A recent study has indicated that people instinctively know how accurate their first impressions are.
According to it people know when their first impressions are correct reasonably well.
Researchers had two separate groups of more than 100 people meet in a "getting-acquainted" session much like speed-dating, until the people had spoken with everyone else in the group for three minutes each. At the end of each 3-minute chat, they rated each other's personalities, and rated how well they thought their impressions "would agree with someone who knows this person very well." To establish what the person was "really" like, the researchers had people fill out their own personality reports, which were bolstered with personality ratings that came either from friends or parents.
There is a large body of research that shows impressions can be accurate with short interactions, and the participants did a reasonably good job of seeing each other's personality.

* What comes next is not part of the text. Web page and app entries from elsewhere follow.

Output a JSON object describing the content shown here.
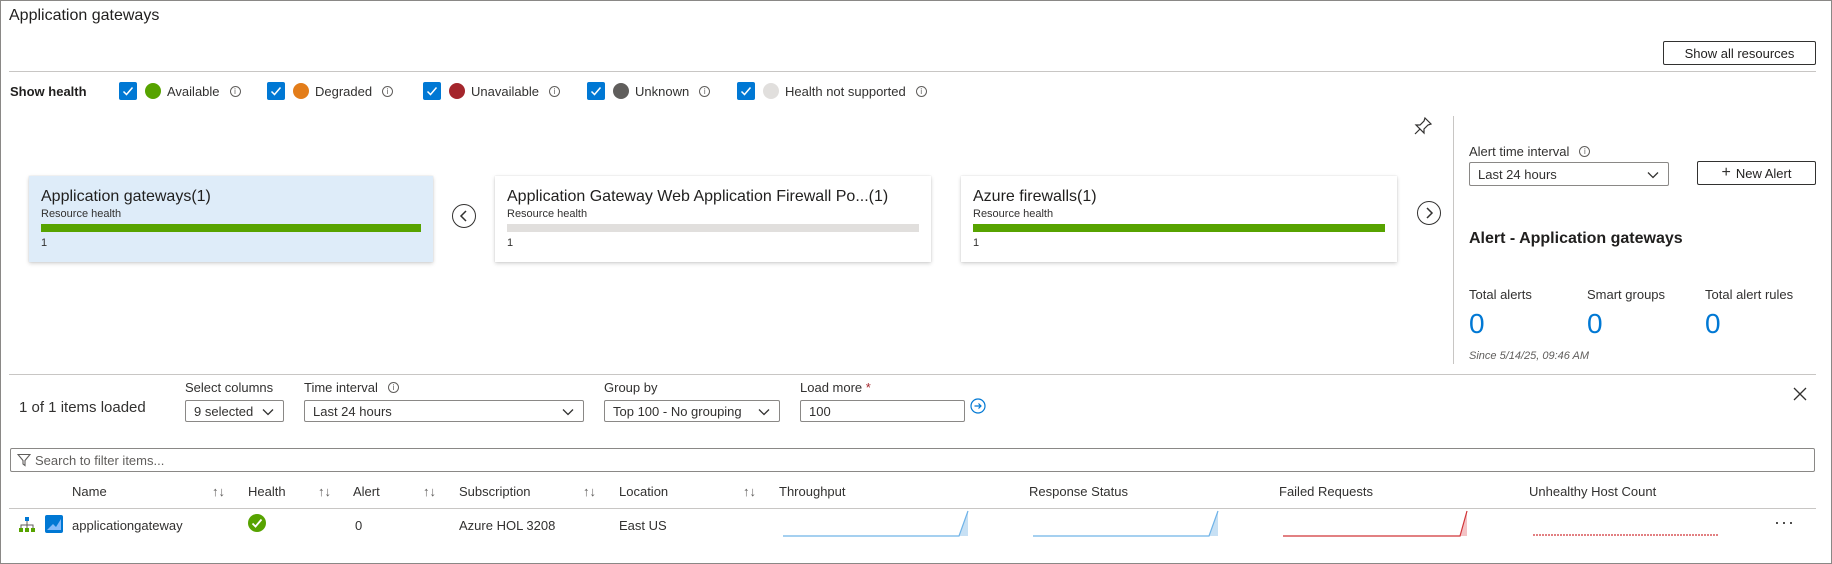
{
  "page": {
    "title": "Application gateways"
  },
  "toolbar": {
    "show_all_resources": "Show all resources"
  },
  "health": {
    "label": "Show health",
    "items": [
      {
        "label": "Available",
        "color": "#57a300"
      },
      {
        "label": "Degraded",
        "color": "#e37d1a"
      },
      {
        "label": "Unavailable",
        "color": "#a4262c"
      },
      {
        "label": "Unknown",
        "color": "#605e5c"
      },
      {
        "label": "Health not supported",
        "color": "#e1dfdd"
      }
    ]
  },
  "tiles": [
    {
      "title": "Application gateways(1)",
      "subtitle": "Resource health",
      "count": "1",
      "bar_color": "#57a300",
      "selected": true
    },
    {
      "title": "Application Gateway Web Application Firewall Po...(1)",
      "subtitle": "Resource health",
      "count": "1",
      "bar_color": "#e1dfdd",
      "selected": false
    },
    {
      "title": "Azure firewalls(1)",
      "subtitle": "Resource health",
      "count": "1",
      "bar_color": "#57a300",
      "selected": false
    }
  ],
  "alerts": {
    "interval_label": "Alert time interval",
    "interval_value": "Last 24 hours",
    "new_alert": "New Alert",
    "section_title": "Alert - Application gateways",
    "total_alerts_label": "Total alerts",
    "total_alerts": "0",
    "smart_groups_label": "Smart groups",
    "smart_groups": "0",
    "total_rules_label": "Total alert rules",
    "total_rules": "0",
    "since": "Since 5/14/25, 09:46 AM"
  },
  "filters": {
    "items_loaded": "1 of 1 items loaded",
    "select_columns_label": "Select columns",
    "select_columns_value": "9 selected",
    "time_interval_label": "Time interval",
    "time_interval_value": "Last 24 hours",
    "group_by_label": "Group by",
    "group_by_value": "Top 100 - No grouping",
    "load_more_label": "Load more",
    "load_more_required": "*",
    "load_more_value": "100",
    "search_placeholder": "Search to filter items..."
  },
  "table": {
    "columns": [
      "Name",
      "Health",
      "Alert",
      "Subscription",
      "Location",
      "Throughput",
      "Response Status",
      "Failed Requests",
      "Unhealthy Host Count"
    ],
    "rows": [
      {
        "name": "applicationgateway",
        "alert": "0",
        "subscription": "Azure HOL 3208",
        "location": "East US"
      }
    ]
  },
  "colors": {
    "accent": "#0078d4",
    "selected_tile": "#deecf9",
    "sparkline_blue": "#6fb3e8",
    "sparkline_red": "#d13438"
  },
  "icons": [
    "info-icon",
    "pin-icon",
    "chevron-left-icon",
    "chevron-right-icon",
    "plus-icon",
    "chevron-down-icon",
    "arrow-right-circle-icon",
    "close-icon",
    "filter-icon",
    "sort-icon",
    "hierarchy-icon",
    "app-gateway-icon",
    "check-circle-icon",
    "more-icon"
  ]
}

And the more accurate they felt, the closer their ratings were to the ratings coming from their friends and parents.
The participants also found the highest accuracy from people who rated themselves moderately accurate-when people were highly confident of their judgment, accuracy was not greater than for moderate levels of confidence.
Jeremy Biesanz of the University of British Columbia, who led the research team, noted "Although our first impressions are generally accurate, it is it critical for us to recognize when they may be lacking". The study has been published in the Social Psychological and Personality Science.